Dustin Pugel, a senior policy analyst at the Kentucky Center for Economic Policy, says the measure has the bones to help many people in Kentucky.
"It does things like extend unemployment benefits that are expiring weeks from now - just the day after Christmas. It helps provide more aid directly to local and state governments, which is really important right now," said Pugel. "And it helps provide funding for things that allow the state to combat the coronavirus - including the distribution of a vaccine."
However, some economists say $908 billion is not enough money to help Kentucky and other states survive the rest of the pandemic.

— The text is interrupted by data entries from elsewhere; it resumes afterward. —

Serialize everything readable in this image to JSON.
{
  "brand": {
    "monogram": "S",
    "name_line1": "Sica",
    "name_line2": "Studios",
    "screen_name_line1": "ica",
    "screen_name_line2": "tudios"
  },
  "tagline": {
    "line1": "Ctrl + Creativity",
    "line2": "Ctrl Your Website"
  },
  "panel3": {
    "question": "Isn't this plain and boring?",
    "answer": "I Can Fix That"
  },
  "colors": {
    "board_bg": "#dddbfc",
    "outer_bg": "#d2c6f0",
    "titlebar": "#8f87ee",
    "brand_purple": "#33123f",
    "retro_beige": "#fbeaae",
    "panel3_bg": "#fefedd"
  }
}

"A $1.7 trillion stimulus alone would just be enough to hold us even in terms of unemployment and job loss," said Pugel.
So, the current stimulus bill lawmakers are looking at will be good enough to help people get through the short-term, but experts say it should be viewed as a temporary solution.
"If we think about it as a stop-gap measure through to when there's a new congress and a new administration federally, then it would be very helpful for Kentuckians," said Pugel.
There's also the issue of stimulus checks. Many people are hoping to get one. But Congress's current bill doesn't include them. However, that doesn't mean they're completely off the table forever. Experts say stimulus checks down the line could help boost the economy, just like they did a few months ago.
"We know that back in April, consumer spending was in a nosedive. When the stimulus checks started hitting people's mailboxes and bank accounts, it stopped the slide and actually helped it go back up, which is important because people's livelihood depends on us spending that money in the community," said Pugel.